I backed into driving as a profession, mostly by chance. I was the son of a small-town doctor. He really wanted me to take over his practice when he decided to retire, but medicine never was for me. Instead, I was drawn to business and accounting. I was a junior in college and majoring in accounting when I took an intern job with a trucking company years ago. I was cutting weekly checks for truckers that were much larger than I was making in an entire month, and I was not all that enthralled with accounting, either. I decided I would learn to drive a truck instead, in order to have the income that would fund what I truly loved, which was horses, good cigars and fine wine. Truck driving has provided me with those things, but then I’ve never been married, either. I suppose the income would not extend to Cuban cigars and good wine with a wife and children, but I also don’t know that it would not.

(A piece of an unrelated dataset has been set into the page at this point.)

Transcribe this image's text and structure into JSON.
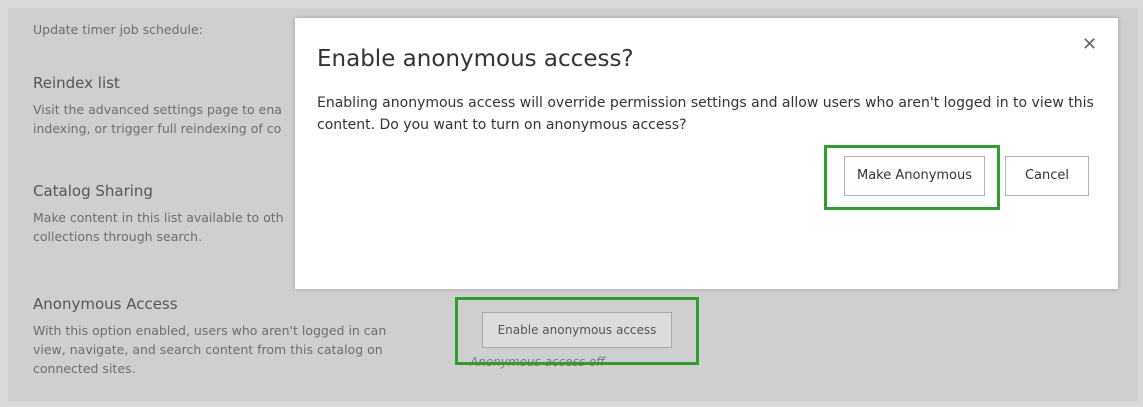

I do enjoy my job, though. I am a long distance driver and I ride with a partner. This means that I leave my home in North Carolina very early Monday morning, and I return by Friday afternoon. Drivers are required to operate no more than eight hours in a 24-hour day, but the truck can go for twice that time. Driving with a partner negates the loneliness of prior years and also provides an added measure of safety in those areas where extra protection is a good idea. Both my partner and I take pride in our jobs. With so much of America’s manufacturing base moving out of the country, there is no good substitute for truck transport of goods. As is the case with health care, trucking necessarily must be done at the point where it is needed. It is not a job that can be outsourced to another country.

Sometimes I miss not being able to be in town during the week, but I always have weekends and can plan anything I choose for those times. They are fixed and unchanging, so even though I cannot be at home during the week, I know I always can plan on having the entire weekend away from work and without demands on my free time. One very good aspect of truck driving is that it is relatively low-stress. When I am home, then I absolutely am at home without even the smallest need to think about work.

Ten years ago, I probably would not have said that I want to be driving a truck in five years. Now that it has been twenty years, however, I really have no desire to do anything else. It fits my life and my personality, and it allows me to visit places that I probably would not see on my own. I learned the hard way that traveling with a partner is much easier than driving alone, though initially I was less than pleased about having to spend most of a week with someone else in such close quarters. That took some adjustment for both of us.

Technology changes have been dramatic. Like many men, I enjoy “gadgets” and electronic capabilities, so the changes in technology have been fascinating for me. I did learn early on not to rely too heavily on my GPS, though, when it took me nearly 100 miles out of my way to a wrong destination.

I have a college degree, but most truck drivers do not. High school is about the minimum accepted, and of course every driver must have a commercial license. We also have to have ongoing safety training classes, but that takes us off of the road for a while without affecting vacation time. I’ve been with my company for a long time and so get four weeks’ vacation each year. My gross salary ranges between $60,000 and $80,000 each year, so I'm able to live well and take enjoyable vacations.

Even though I did not grow up dreaming of driving a big truck back and forth across the country, I have enjoyed the work for most of these twenty years. There are times that I wonder how life would be if I could be home every night, but those times are infrequent. Truck driving has been good for me. With more than one million accident-free miles, I like to think that I have been good for trucking, too.